ABOUT THIS EXERCISE:
Go through the material below and report how many lines contain "name". Give only the number.

======== RECORDED INFORMATION ========

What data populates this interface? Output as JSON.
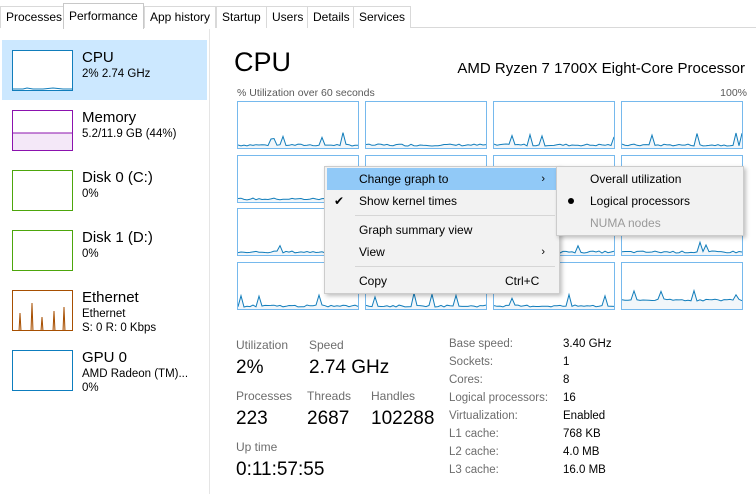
{
  "tabs": [
    {
      "label": "Processes",
      "active": false
    },
    {
      "label": "Performance",
      "active": true
    },
    {
      "label": "App history",
      "active": false
    },
    {
      "label": "Startup",
      "active": false
    },
    {
      "label": "Users",
      "active": false
    },
    {
      "label": "Details",
      "active": false
    },
    {
      "label": "Services",
      "active": false
    }
  ],
  "sidebar": {
    "items": [
      {
        "name": "CPU",
        "sub1": "2% 2.74 GHz",
        "sub2": "",
        "color": "#117dbb",
        "selected": true
      },
      {
        "name": "Memory",
        "sub1": "5.2/11.9 GB (44%)",
        "sub2": "",
        "color": "#8b12ae",
        "selected": false
      },
      {
        "name": "Disk 0 (C:)",
        "sub1": "0%",
        "sub2": "",
        "color": "#4da60c",
        "selected": false
      },
      {
        "name": "Disk 1 (D:)",
        "sub1": "0%",
        "sub2": "",
        "color": "#4da60c",
        "selected": false
      },
      {
        "name": "Ethernet",
        "sub1": "Ethernet",
        "sub2": "S: 0 R: 0 Kbps",
        "color": "#a74f01",
        "selected": false
      },
      {
        "name": "GPU 0",
        "sub1": "AMD Radeon (TM)...",
        "sub2": "0%",
        "color": "#0d7dbe",
        "selected": false
      }
    ]
  },
  "main": {
    "title": "CPU",
    "model": "AMD Ryzen 7 1700X Eight-Core Processor",
    "axis_label": "% Utilization over 60 seconds",
    "axis_max": "100%",
    "graph_color": "#117dbb"
  },
  "stats": {
    "utilization_label": "Utilization",
    "utilization": "2%",
    "speed_label": "Speed",
    "speed": "2.74 GHz",
    "processes_label": "Processes",
    "processes": "223",
    "threads_label": "Threads",
    "threads": "2687",
    "handles_label": "Handles",
    "handles": "102288",
    "uptime_label": "Up time",
    "uptime": "0:11:57:55"
  },
  "info": [
    {
      "label": "Base speed:",
      "value": "3.40 GHz"
    },
    {
      "label": "Sockets:",
      "value": "1"
    },
    {
      "label": "Cores:",
      "value": "8"
    },
    {
      "label": "Logical processors:",
      "value": "16"
    },
    {
      "label": "Virtualization:",
      "value": "Enabled"
    },
    {
      "label": "L1 cache:",
      "value": "768 KB"
    },
    {
      "label": "L2 cache:",
      "value": "4.0 MB"
    },
    {
      "label": "L3 cache:",
      "value": "16.0 MB"
    }
  ],
  "context_menu": {
    "change_graph": "Change graph to",
    "show_kernel": "Show kernel times",
    "show_kernel_checked": true,
    "summary_view": "Graph summary view",
    "view": "View",
    "copy": "Copy",
    "copy_shortcut": "Ctrl+C"
  },
  "submenu": {
    "overall": "Overall utilization",
    "logical": "Logical processors",
    "numa": "NUMA nodes",
    "selected": "Logical processors"
  }
}
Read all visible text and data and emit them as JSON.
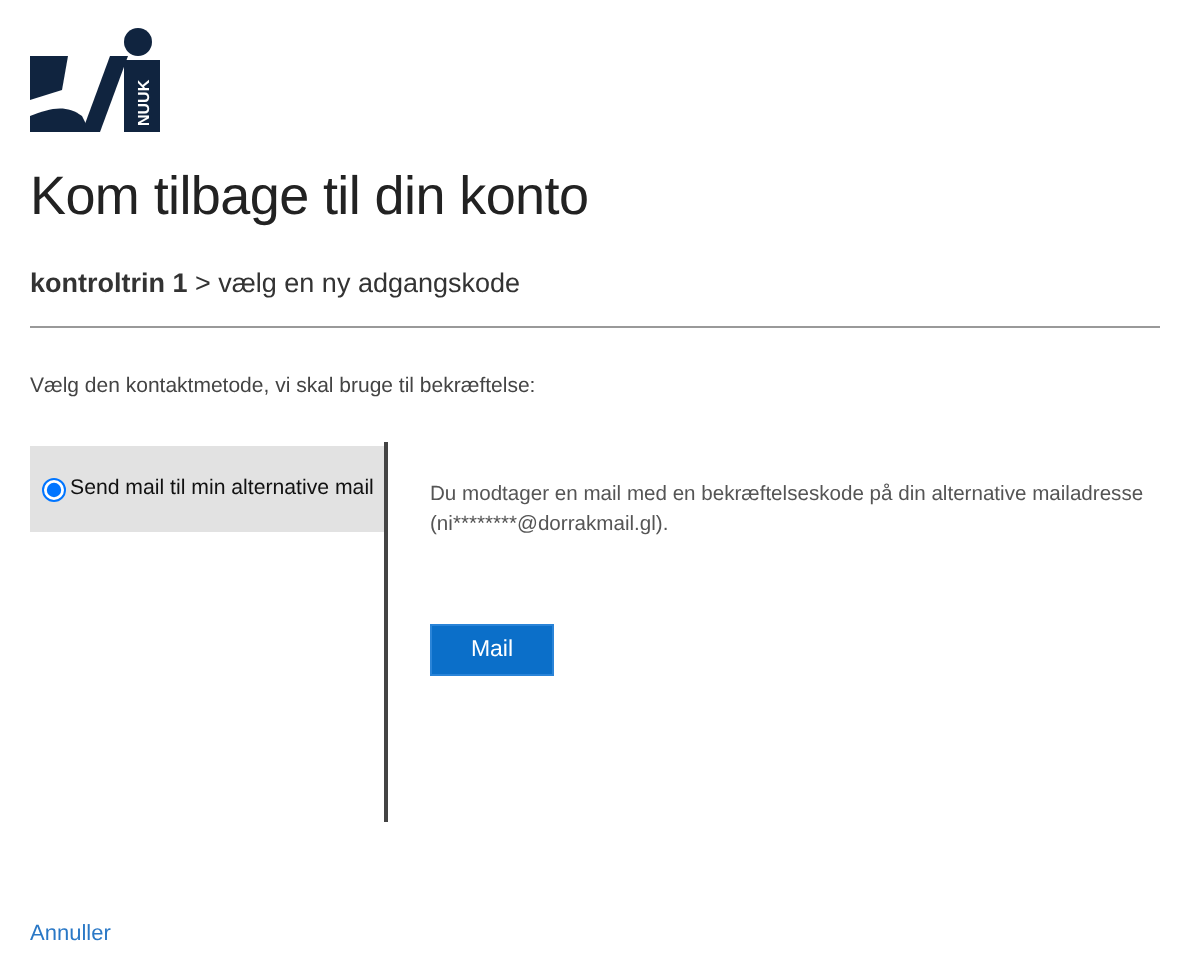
{
  "logo": {
    "text": "NUUK"
  },
  "title": "Kom tilbage til din konto",
  "breadcrumb": {
    "current": "kontroltrin 1",
    "separator": ">",
    "next": "vælg en ny adgangskode"
  },
  "instruction": "Vælg den kontaktmetode, vi skal bruge til bekræftelse:",
  "methods": [
    {
      "label": "Send mail til min alternative mail",
      "selected": true
    }
  ],
  "detail": {
    "text": "Du modtager en mail med en bekræftelseskode på din alternative mailadresse (ni********@dorrakmail.gl).",
    "button": "Mail"
  },
  "cancel": "Annuller"
}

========

COMPLETED EXERCISE:
6